[Exercise objective]: Check every line of the data below for "icon". Copy each one that has it.

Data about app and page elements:

* * * * * * *

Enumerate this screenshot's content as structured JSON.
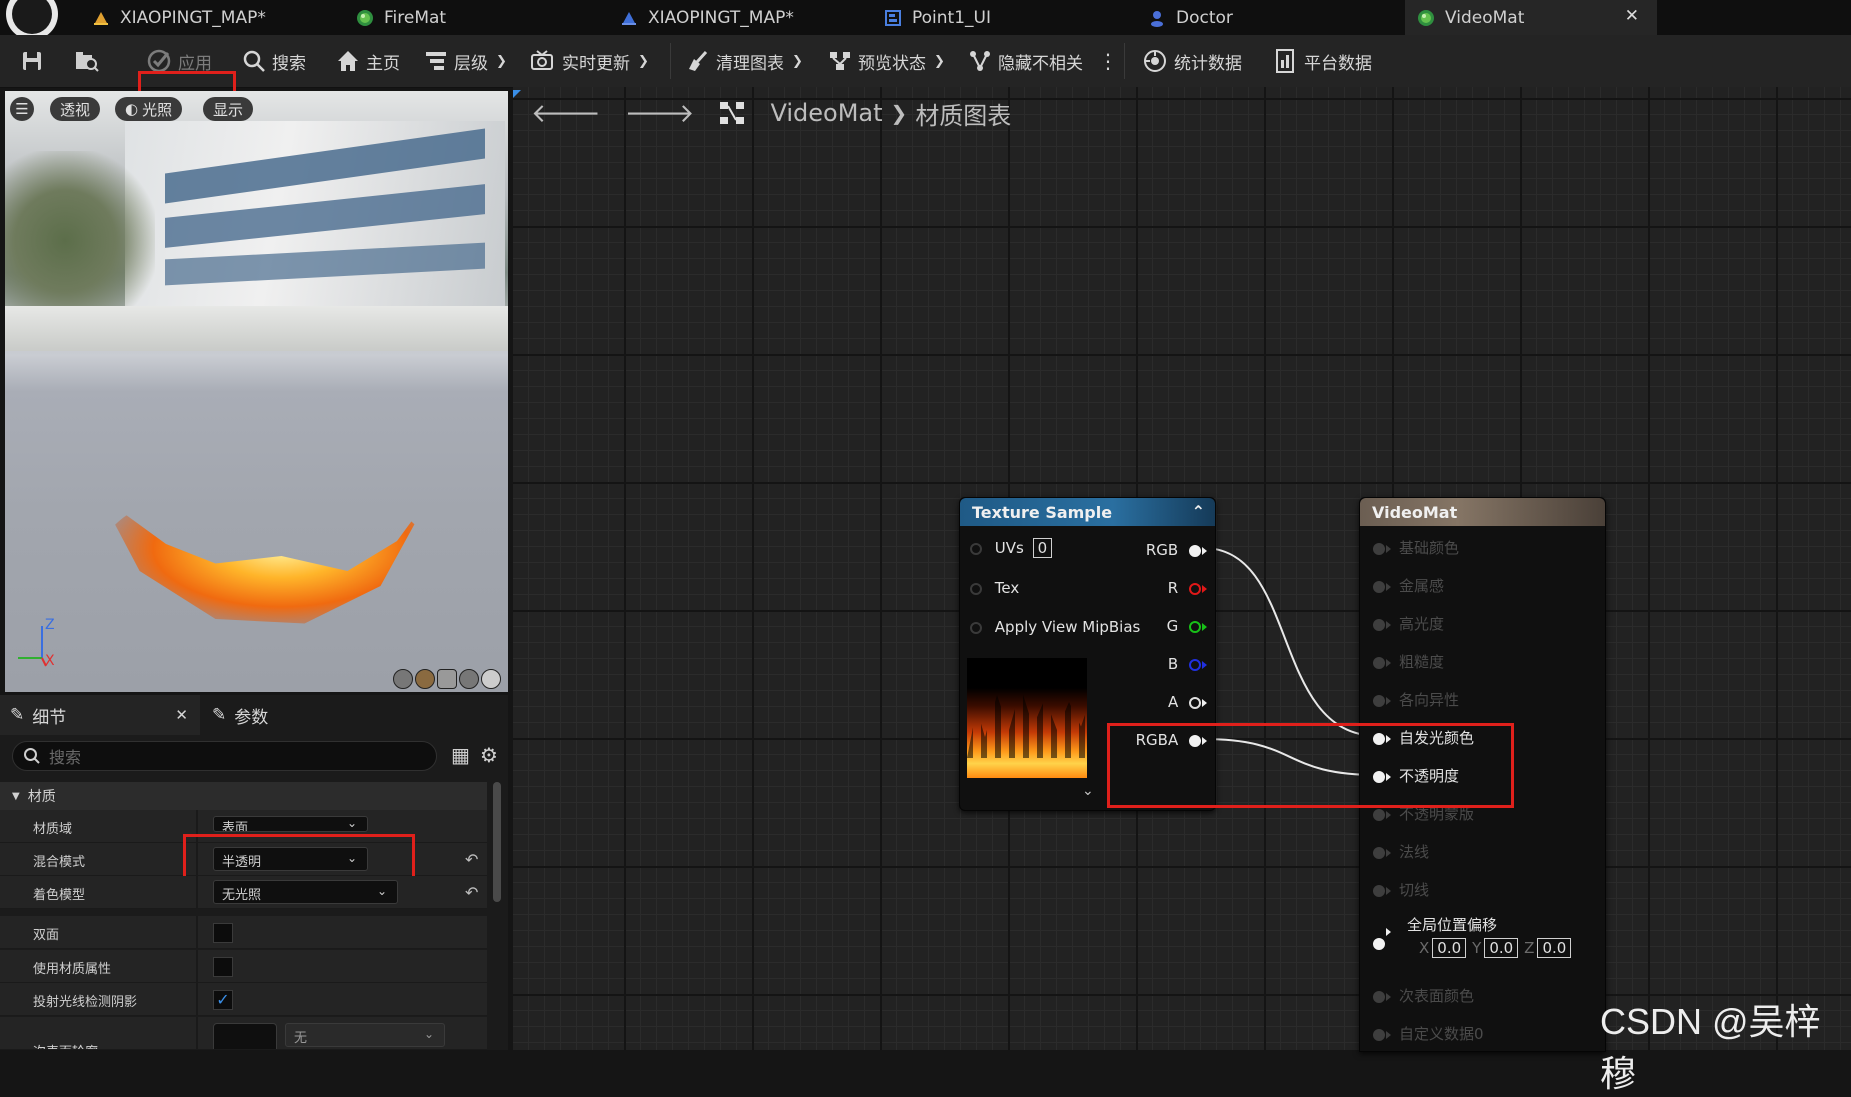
{
  "tabs": [
    {
      "label": "XIAOPINGT_MAP*",
      "icon": "level-map-icon"
    },
    {
      "label": "FireMat",
      "icon": "material-icon"
    },
    {
      "label": "XIAOPINGT_MAP*",
      "icon": "level-map-icon"
    },
    {
      "label": "Point1_UI",
      "icon": "widget-blueprint-icon"
    },
    {
      "label": "Doctor",
      "icon": "character-icon"
    },
    {
      "label": "VideoMat",
      "icon": "material-icon",
      "active": true
    }
  ],
  "toolbar": {
    "apply": "应用",
    "search": "搜索",
    "home": "主页",
    "hierarchy": "层级",
    "live_update": "实时更新",
    "clean_graph": "清理图表",
    "preview_state": "预览状态",
    "hide_unrelated": "隐藏不相关",
    "stats": "统计数据",
    "platform_stats": "平台数据"
  },
  "viewport": {
    "perspective": "透视",
    "lighting": "光照",
    "show": "显示",
    "axis_z": "Z",
    "axis_x": "X"
  },
  "details": {
    "tab_details": "细节",
    "tab_params": "参数",
    "search_placeholder": "搜索",
    "section": "材质",
    "rows": [
      {
        "label": "材质域",
        "value": "表面"
      },
      {
        "label": "混合模式",
        "value": "半透明"
      },
      {
        "label": "着色模型",
        "value": "无光照"
      },
      {
        "label": "双面"
      },
      {
        "label": "使用材质属性"
      },
      {
        "label": "投射光线检测阴影",
        "checked": true
      },
      {
        "label": "次表面轮廓",
        "value": "无"
      }
    ]
  },
  "graph": {
    "breadcrumb_root": "VideoMat",
    "breadcrumb_child": "材质图表",
    "texture_node": {
      "title": "Texture Sample",
      "inputs": [
        "UVs",
        "Tex",
        "Apply View MipBias"
      ],
      "uv_value": "0",
      "outputs": [
        "RGB",
        "R",
        "G",
        "B",
        "A",
        "RGBA"
      ],
      "output_colors": [
        "#f2f2f2",
        "#e01818",
        "#18c018",
        "#2030e0",
        "#f2f2f2",
        "#f2f2f2"
      ]
    },
    "result_node": {
      "title": "VideoMat",
      "pins": [
        {
          "label": "基础颜色",
          "active": false
        },
        {
          "label": "金属感",
          "active": false
        },
        {
          "label": "高光度",
          "active": false
        },
        {
          "label": "粗糙度",
          "active": false
        },
        {
          "label": "各向异性",
          "active": false
        },
        {
          "label": "自发光颜色",
          "active": true
        },
        {
          "label": "不透明度",
          "active": true
        },
        {
          "label": "不透明蒙版",
          "active": false
        },
        {
          "label": "法线",
          "active": false
        },
        {
          "label": "切线",
          "active": false
        },
        {
          "label": "全局位置偏移",
          "active": true
        },
        {
          "label": "次表面颜色",
          "active": false
        },
        {
          "label": "自定义数据0",
          "active": false
        }
      ],
      "wpo": {
        "x": "0.0",
        "y": "0.0",
        "z": "0.0",
        "x_label": "X",
        "y_label": "Y",
        "z_label": "Z"
      }
    }
  },
  "watermark": "CSDN @吴梓穆",
  "colors": {
    "highlight_red": "#e0201b",
    "texture_header": "#1f5a86",
    "result_header": "#6b5e52"
  }
}
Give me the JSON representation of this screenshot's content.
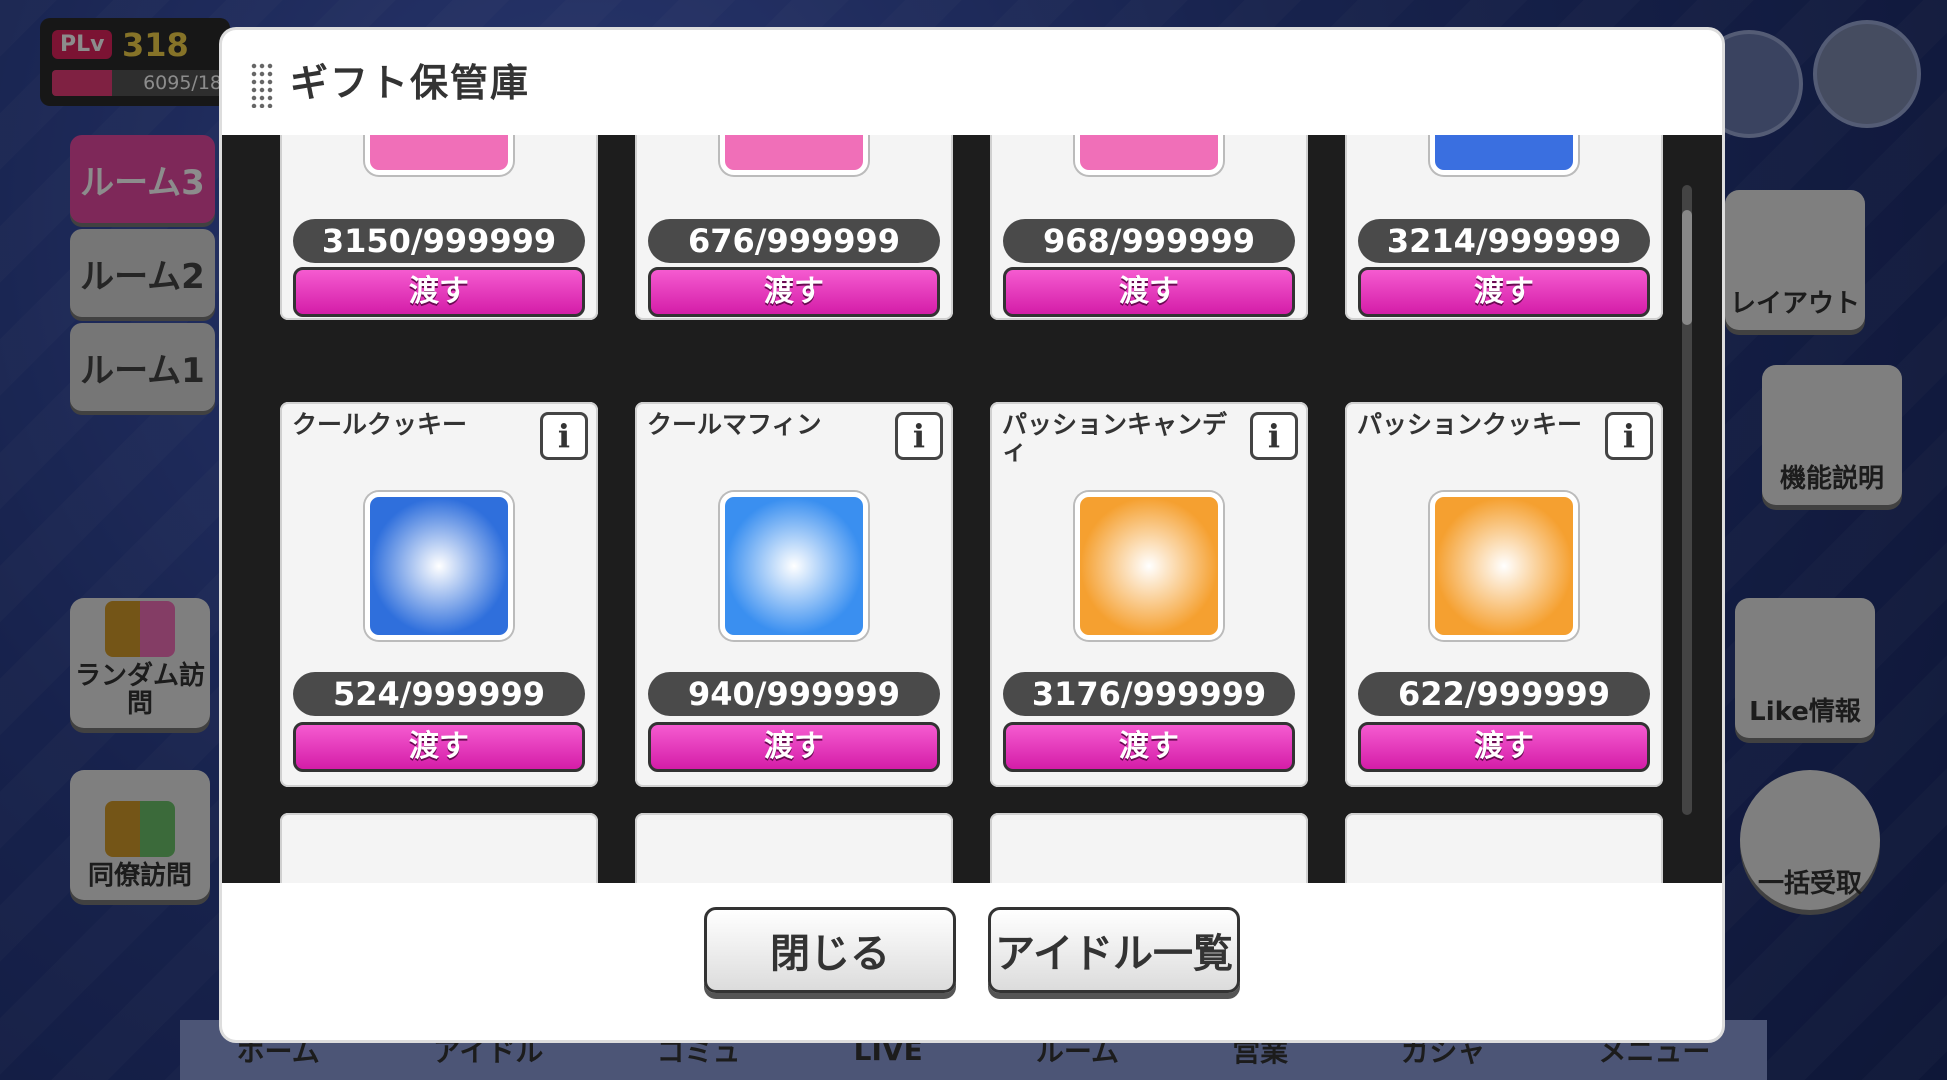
{
  "player": {
    "plv_label": "PLv",
    "level": "318",
    "exp_text": "6095/18",
    "exp_fraction": 0.35
  },
  "rooms": [
    {
      "label": "ルーム3",
      "active": true
    },
    {
      "label": "ルーム2",
      "active": false
    },
    {
      "label": "ルーム1",
      "active": false
    }
  ],
  "left_buttons": {
    "random_visit": "ランダム訪問",
    "colleague_visit": "同僚訪問"
  },
  "right_buttons": {
    "layout": "レイアウト",
    "help": "機能説明",
    "like_info": "Like情報",
    "bulk_receive": "一括受取"
  },
  "nav": [
    "ホーム",
    "アイドル",
    "コミュ",
    "LIVE",
    "ルーム",
    "営業",
    "ガシャ",
    "メニュー"
  ],
  "modal": {
    "title": "ギフト保管庫",
    "close_label": "閉じる",
    "idol_list_label": "アイドル一覧",
    "give_label": "渡す",
    "info_label": "i",
    "top_row": [
      {
        "count": "3150/999999",
        "color": "#f06fb8"
      },
      {
        "count": "676/999999",
        "color": "#f06fb8"
      },
      {
        "count": "968/999999",
        "color": "#f06fb8"
      },
      {
        "count": "3214/999999",
        "color": "#3a6fe0"
      }
    ],
    "items": [
      {
        "name": "クールクッキー",
        "count": "524/999999",
        "color": "#2f6fdc",
        "icon": "cookie-icon"
      },
      {
        "name": "クールマフィン",
        "count": "940/999999",
        "color": "#3a8ff0",
        "icon": "muffin-icon"
      },
      {
        "name": "パッションキャンディ",
        "count": "3176/999999",
        "color": "#f5a030",
        "icon": "candy-icon"
      },
      {
        "name": "パッションクッキー",
        "count": "622/999999",
        "color": "#f5a030",
        "icon": "cookie-icon"
      }
    ]
  }
}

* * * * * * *

[Task answer]:
      "icon": "level-map-icon"
      "icon": "material-icon"
      "icon": "level-map-icon"
      "icon": "widget-blueprint-icon"
      "icon": "character-icon"
      "icon": "material-icon",
        "icon": "cookie-icon"
        "icon": "muffin-icon"
        "icon": "candy-icon"
        "icon": "cookie-icon"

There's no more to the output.